TrekInk: Review of Roddenberry Productions’ “Days Missing” Comics November 3, 2009by Alex Fletcher , Filed under: Comics,Sci-Fi , trackback
The Steward of missing days. Who is he? What is he doing? Why is he doing it? And what happened on those days that are… missing? Today, TrekInk takes a diversion to check out Roddenberry Productions recently launched a new sci-fi comic series "Days Missing".
DAYS MISSING REVIEW
Roddenberry Productions, under the oversight of Eugene Roddenberry, has gotten back into the comic book business, and the first one out of the gate is a doozy of a concept. Days Missing is a five issue miniseries being published by Archaia and is the story of a strange being known simply as “The Steward”. This man has lived since the beginning of time on Earth, and perhaps even before, and he is lonely. He has taken it upon himself to keep watch over the creatures of Earth and to use his gift (and curse) to find moments of safety where there were only moments of peril previous.
The first issue is written by Phil Hester with art by Frazer Irving and focuses on November 11, 2004. There was an outbreak of plague in Swaziland that day and the outbreak had a fatality rate over ninety percent. The Steward is there, posing as a doctor, looking to find a solution so that he can fold time over the day so that it never happened in that way according to Human history. As the story unfolds, The Steward remembers a calamity some 65 million years earlier, and records the events of the day in a journal for future reference. The second issue takes us back to September 12, 1815, and allows David Hine to tell us a story about Mary Shelley and her infamous creation of Victor Frankenstein. Ably drawn by Chris Burnham, the story presents the real tale behind Mary Shelley’s novel, and the steps that The Steward must take to avoid tragedy.
The most recent issue takes place on September 19, 2008, and is the story of the Large Hadron Collider in Switzerland. Past Trek comic writer Ian Edginton presents this story with art by Lee Moder. When the LHC was turned on, the universe did not come to an end, as some feared that it might. In fact, the collider failed a week after it was first turned on due to a fault between two magnets. Dr. Kate Prosper has noticed some strange readings in some of the data, but the overseer of the project fears that the data is corrupt due to the problem with the magnets. Regardless, the data seems to suggest a stuttering of time in the Universe, almost as if time was folded over itself now and again. Of course, if this knowledge were to be verified and become public, The Steward would find himself losing his anonymity and his own future in jeopardy.
Lee Moder’s artwork allows the story to be told, but doesn’t stand out, unlike Frazer Irving’s painting in the first issue. Ian Edginton’s story gives The Steward a nice problem to deal with, “how do you eradicate an idea?” By playing into actual events in the news and the public eye, the story has a bigger thrust into our consciousness than it otherwise might have if the happenings were imagined. Troy Peteri does the letters for each issue and separates The Steward’s journal writing from the dialogue and sound effects of the story itself. I did have some trouble reading the journal entries at first, but once my eyes got used to the font used, they became easier to read.

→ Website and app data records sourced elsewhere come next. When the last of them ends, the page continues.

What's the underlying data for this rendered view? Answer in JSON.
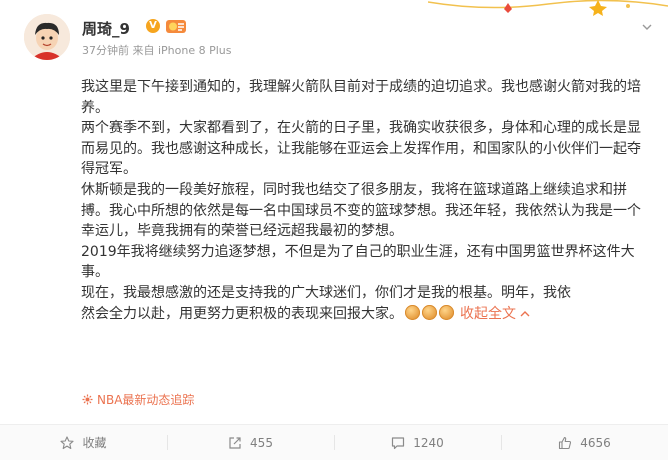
{
  "post": {
    "author": "周琦_9",
    "verified_badge": "V",
    "meta": "37分钟前 来自 iPhone 8 Plus",
    "paragraphs": [
      "我这里是下午接到通知的，我理解火箭队目前对于成绩的迫切追求。我也感谢火箭对我的培养。",
      "两个赛季不到，大家都看到了，在火箭的日子里，我确实收获很多，身体和心理的成长是显而易见的。我也感谢这种成长，让我能够在亚运会上发挥作用，和国家队的小伙伴们一起夺得冠军。",
      "休斯顿是我的一段美好旅程，同时我也结交了很多朋友，我将在篮球道路上继续追求和拼搏。我心中所想的依然是每一名中国球员不变的篮球梦想。我还年轻，我依然认为我是一个幸运儿，毕竟我拥有的荣誉已经远超我最初的梦想。",
      "2019年我将继续努力追逐梦想，不但是为了自己的职业生涯，还有中国男篮世界杯这件大事。"
    ],
    "last_line_1": "现在，我最想感激的还是支持我的广大球迷们，你们才是我的根基。明年，我依",
    "last_line_2": "然会全力以赴，用更努力更积极的表现来回报大家。",
    "collapse_label": "收起全文",
    "topic": "NBA最新动态追踪"
  },
  "actions": {
    "favorite": "收藏",
    "repost": "455",
    "comment": "1240",
    "like": "4656"
  },
  "colors": {
    "accent": "#eb7350",
    "meta": "#999999",
    "text": "#333333",
    "badge": "#f6a51f"
  },
  "icons": [
    "avatar",
    "verified-badge",
    "medal-icon",
    "chevron-down-icon",
    "clap-emoji",
    "chevron-up-icon",
    "tag-icon",
    "star-icon",
    "repost-icon",
    "comment-icon",
    "like-icon"
  ]
}
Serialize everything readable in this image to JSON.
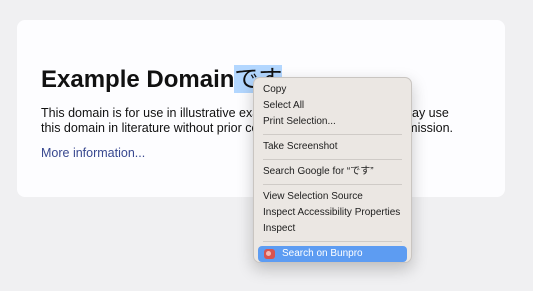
{
  "page": {
    "heading_main": "Example Domain",
    "heading_selected": "です",
    "paragraph": "This domain is for use in illustrative examples in documents. You may use this domain in literature without prior coordination or asking for permission.",
    "link": "More information..."
  },
  "context_menu": {
    "items_group1": [
      "Copy",
      "Select All",
      "Print Selection..."
    ],
    "items_group2": [
      "Take Screenshot"
    ],
    "items_group3": [
      "Search Google for “です”"
    ],
    "items_group4": [
      "View Selection Source",
      "Inspect Accessibility Properties",
      "Inspect"
    ],
    "highlighted_item": "Search on Bunpro",
    "highlighted_icon": "bunpro-icon"
  },
  "colors": {
    "selection": "#b3d7ff",
    "link": "#38488f",
    "menu_highlight": "#5d9cf2"
  }
}
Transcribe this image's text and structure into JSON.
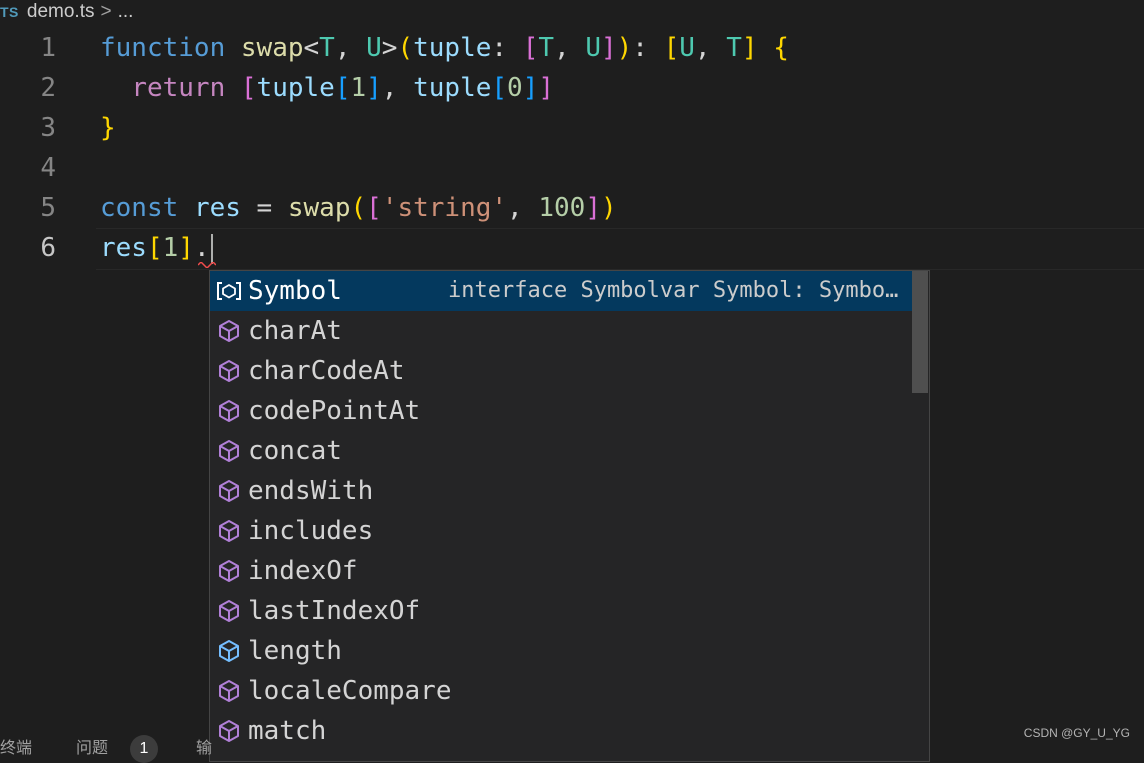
{
  "breadcrumb": {
    "file_icon_text": "TS",
    "file_name": "demo.ts",
    "separator": ">",
    "trail": "..."
  },
  "editor": {
    "lines": [
      {
        "number": "1",
        "tokens": [
          {
            "text": "function",
            "kind": "keyword"
          },
          {
            "text": " ",
            "kind": "plain"
          },
          {
            "text": "swap",
            "kind": "function"
          },
          {
            "text": "<",
            "kind": "plain"
          },
          {
            "text": "T",
            "kind": "type"
          },
          {
            "text": ", ",
            "kind": "plain"
          },
          {
            "text": "U",
            "kind": "type"
          },
          {
            "text": ">",
            "kind": "plain"
          },
          {
            "text": "(",
            "kind": "bracket1"
          },
          {
            "text": "tuple",
            "kind": "variable"
          },
          {
            "text": ": ",
            "kind": "plain"
          },
          {
            "text": "[",
            "kind": "bracket2"
          },
          {
            "text": "T",
            "kind": "type"
          },
          {
            "text": ", ",
            "kind": "plain"
          },
          {
            "text": "U",
            "kind": "type"
          },
          {
            "text": "]",
            "kind": "bracket2"
          },
          {
            "text": ")",
            "kind": "bracket1"
          },
          {
            "text": ": ",
            "kind": "plain"
          },
          {
            "text": "[",
            "kind": "bracket1"
          },
          {
            "text": "U",
            "kind": "type"
          },
          {
            "text": ", ",
            "kind": "plain"
          },
          {
            "text": "T",
            "kind": "type"
          },
          {
            "text": "]",
            "kind": "bracket1"
          },
          {
            "text": " ",
            "kind": "plain"
          },
          {
            "text": "{",
            "kind": "bracket1"
          }
        ]
      },
      {
        "number": "2",
        "tokens": [
          {
            "text": "  ",
            "kind": "plain"
          },
          {
            "text": "return",
            "kind": "control"
          },
          {
            "text": " ",
            "kind": "plain"
          },
          {
            "text": "[",
            "kind": "bracket2"
          },
          {
            "text": "tuple",
            "kind": "variable"
          },
          {
            "text": "[",
            "kind": "bracket3"
          },
          {
            "text": "1",
            "kind": "number"
          },
          {
            "text": "]",
            "kind": "bracket3"
          },
          {
            "text": ", ",
            "kind": "plain"
          },
          {
            "text": "tuple",
            "kind": "variable"
          },
          {
            "text": "[",
            "kind": "bracket3"
          },
          {
            "text": "0",
            "kind": "number"
          },
          {
            "text": "]",
            "kind": "bracket3"
          },
          {
            "text": "]",
            "kind": "bracket2"
          }
        ]
      },
      {
        "number": "3",
        "tokens": [
          {
            "text": "}",
            "kind": "bracket1"
          }
        ]
      },
      {
        "number": "4",
        "tokens": []
      },
      {
        "number": "5",
        "tokens": [
          {
            "text": "const",
            "kind": "keyword"
          },
          {
            "text": " ",
            "kind": "plain"
          },
          {
            "text": "res",
            "kind": "variable"
          },
          {
            "text": " = ",
            "kind": "plain"
          },
          {
            "text": "swap",
            "kind": "function"
          },
          {
            "text": "(",
            "kind": "bracket1"
          },
          {
            "text": "[",
            "kind": "bracket2"
          },
          {
            "text": "'string'",
            "kind": "string"
          },
          {
            "text": ", ",
            "kind": "plain"
          },
          {
            "text": "100",
            "kind": "number"
          },
          {
            "text": "]",
            "kind": "bracket2"
          },
          {
            "text": ")",
            "kind": "bracket1"
          }
        ]
      },
      {
        "number": "6",
        "active": true,
        "tokens": [
          {
            "text": "res",
            "kind": "variable"
          },
          {
            "text": "[",
            "kind": "bracket1"
          },
          {
            "text": "1",
            "kind": "number"
          },
          {
            "text": "]",
            "kind": "bracket1"
          },
          {
            "text": ".",
            "kind": "plain"
          }
        ]
      }
    ]
  },
  "suggest": {
    "selected_index": 0,
    "selected_detail": "interface Symbolvar Symbol: SymbolConstructor",
    "items": [
      {
        "label": "Symbol",
        "icon": "interface-icon"
      },
      {
        "label": "charAt",
        "icon": "method-icon"
      },
      {
        "label": "charCodeAt",
        "icon": "method-icon"
      },
      {
        "label": "codePointAt",
        "icon": "method-icon"
      },
      {
        "label": "concat",
        "icon": "method-icon"
      },
      {
        "label": "endsWith",
        "icon": "method-icon"
      },
      {
        "label": "includes",
        "icon": "method-icon"
      },
      {
        "label": "indexOf",
        "icon": "method-icon"
      },
      {
        "label": "lastIndexOf",
        "icon": "method-icon"
      },
      {
        "label": "length",
        "icon": "property-icon"
      },
      {
        "label": "localeCompare",
        "icon": "method-icon"
      },
      {
        "label": "match",
        "icon": "method-icon"
      }
    ]
  },
  "panel": {
    "tab_terminal": "终端",
    "tab_problems": "问题",
    "problems_count": "1",
    "tab_next": "输"
  },
  "watermark": "CSDN @GY_U_YG",
  "colors": {
    "keyword": "#569cd6",
    "control": "#c586c0",
    "function": "#dcdcaa",
    "variable": "#9cdcfe",
    "type": "#4ec9b0",
    "number": "#b5cea8",
    "string": "#ce9178",
    "selection_bg": "#04395e",
    "method_icon": "#b180d7",
    "property_icon": "#75beff"
  }
}
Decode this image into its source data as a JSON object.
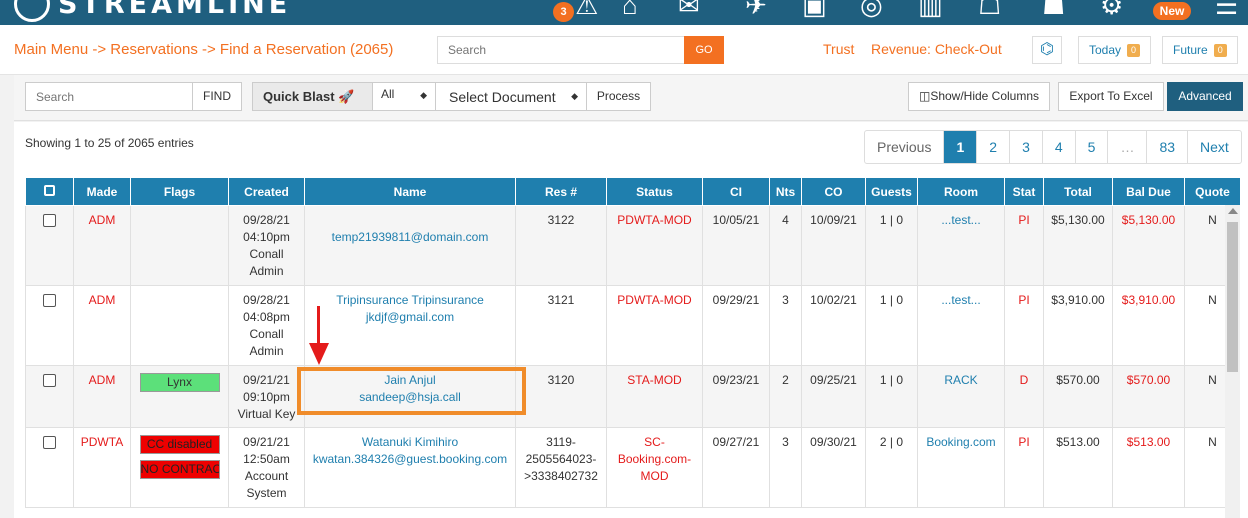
{
  "app": {
    "logo_text": "STREAMLINE",
    "alert_count": "3",
    "new_label": "New"
  },
  "nav_icons": [
    "alert-icon",
    "home-icon",
    "mail-icon",
    "plane-icon",
    "tag-icon",
    "compass-icon",
    "bar-chart-icon",
    "users-icon",
    "user-icon",
    "gear-icon",
    "user-group-icon"
  ],
  "header": {
    "breadcrumb": "Main Menu -> Reservations -> Find a Reservation (2065)",
    "search_placeholder": "Search",
    "go_label": "GO",
    "trust_label": "Trust",
    "revenue_label": "Revenue: Check-Out",
    "today_label": "Today",
    "today_count": "0",
    "future_label": "Future",
    "future_count": "0"
  },
  "toolbar": {
    "search_placeholder": "Search",
    "find_label": "FIND",
    "quick_blast_label": "Quick Blast",
    "all_select": "All",
    "document_select": "Select Document",
    "process_label": "Process",
    "show_hide_label": "Show/Hide Columns",
    "export_label": "Export To Excel",
    "advanced_label": "Advanced"
  },
  "listing": {
    "showing": "Showing 1 to 25 of 2065 entries",
    "pages": [
      "Previous",
      "1",
      "2",
      "3",
      "4",
      "5",
      "…",
      "83",
      "Next"
    ]
  },
  "table": {
    "columns": [
      "Made",
      "Flags",
      "Created",
      "Name",
      "Res #",
      "Status",
      "CI",
      "Nts",
      "CO",
      "Guests",
      "Room",
      "Stat",
      "Total",
      "Bal Due",
      "Quote"
    ],
    "rows": [
      {
        "made": "ADM",
        "flags": [],
        "created": [
          "09/28/21",
          "04:10pm",
          "Conall",
          "Admin"
        ],
        "name": [
          "temp21939811@domain.com"
        ],
        "res": [
          "3122"
        ],
        "status": [
          "PDWTA-MOD"
        ],
        "ci": "10/05/21",
        "nts": "4",
        "co": "10/09/21",
        "guests": "1 | 0",
        "room": "...test...",
        "stat": "PI",
        "total": "$5,130.00",
        "bal_due": "$5,130.00",
        "quote": "N"
      },
      {
        "made": "ADM",
        "flags": [],
        "created": [
          "09/28/21",
          "04:08pm",
          "Conall",
          "Admin"
        ],
        "name": [
          "Tripinsurance Tripinsurance",
          "jkdjf@gmail.com"
        ],
        "res": [
          "3121"
        ],
        "status": [
          "PDWTA-MOD"
        ],
        "ci": "09/29/21",
        "nts": "3",
        "co": "10/02/21",
        "guests": "1 | 0",
        "room": "...test...",
        "stat": "PI",
        "total": "$3,910.00",
        "bal_due": "$3,910.00",
        "quote": "N"
      },
      {
        "made": "ADM",
        "flags": [
          "Lynx"
        ],
        "created": [
          "09/21/21",
          "09:10pm",
          "Virtual Key"
        ],
        "name": [
          "Jain Anjul",
          "sandeep@hsja.call"
        ],
        "res": [
          "3120"
        ],
        "status": [
          "STA-MOD"
        ],
        "ci": "09/23/21",
        "nts": "2",
        "co": "09/25/21",
        "guests": "1 | 0",
        "room": "RACK",
        "stat": "D",
        "total": "$570.00",
        "bal_due": "$570.00",
        "quote": "N"
      },
      {
        "made": "PDWTA",
        "flags": [
          "CC disabled",
          "NO CONTRACT"
        ],
        "created": [
          "09/21/21",
          "12:50am",
          "Account",
          "System"
        ],
        "name": [
          "Watanuki Kimihiro",
          "kwatan.384326@guest.booking.com"
        ],
        "res": [
          "3119-",
          "2505564023-",
          ">3338402732"
        ],
        "status": [
          "SC-",
          "Booking.com-",
          "MOD"
        ],
        "ci": "09/27/21",
        "nts": "3",
        "co": "09/30/21",
        "guests": "2 | 0",
        "room": "Booking.com",
        "stat": "PI",
        "total": "$513.00",
        "bal_due": "$513.00",
        "quote": "N"
      }
    ]
  },
  "colors": {
    "primary": "#1f7fae",
    "topbar": "#1f5f7f",
    "accent": "#f37021",
    "danger": "#e41b1b"
  }
}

The covers for this series are stunning and each month one is done by Frazer Irving and one by Dale Keown. There is also an exclusive online cover for each issue each done by a different artist. Keown’s covers
(listed as the “A” covers) are the most striking and stand up with some of the best covers out there (Joe Corroney’s Star Trek and Star Wars covers and the Fallen Angel covers if you must know). They come across as real life paintings rather than what is commonly considered “comic book art”. The first cover for issue 1 and issue 3 pictured below are examples of his work. Archaia has also done back covers for each issue which tie in nicely with the series logo. The rear covers of each issue show a series of numbers and letters with certain ones highlighted to show the date of the issue and a phrase found within. The back cover of issue #3 is also pictured below.
Coming into this series with no prior knowledge of what was going on was very interesting, and the concept is fascinating. An idea like this one could be easily parlayed into an ongoing series, and limiting themselves to five issues suggests that something of a closed story is planned. The use of different writers and artists lends the series a “collected world” feel, like the "Thieves’ World" or "Wild Cards" series of novels, and with such a short series, the change of artwork and writing style from issue to issue is a bit jarring. Despite those complaints, the series is a fascinating one, and the journey of the character of The Steward is one I’m looking forward to following to the end of the fifth issue.
Days Missing issues 1, 2, and 3 are available in comic stores now. Issue 4 is due at the end of November, with issue 5 coming mid-December, and a trade paperback collection hitting stores in February 2010.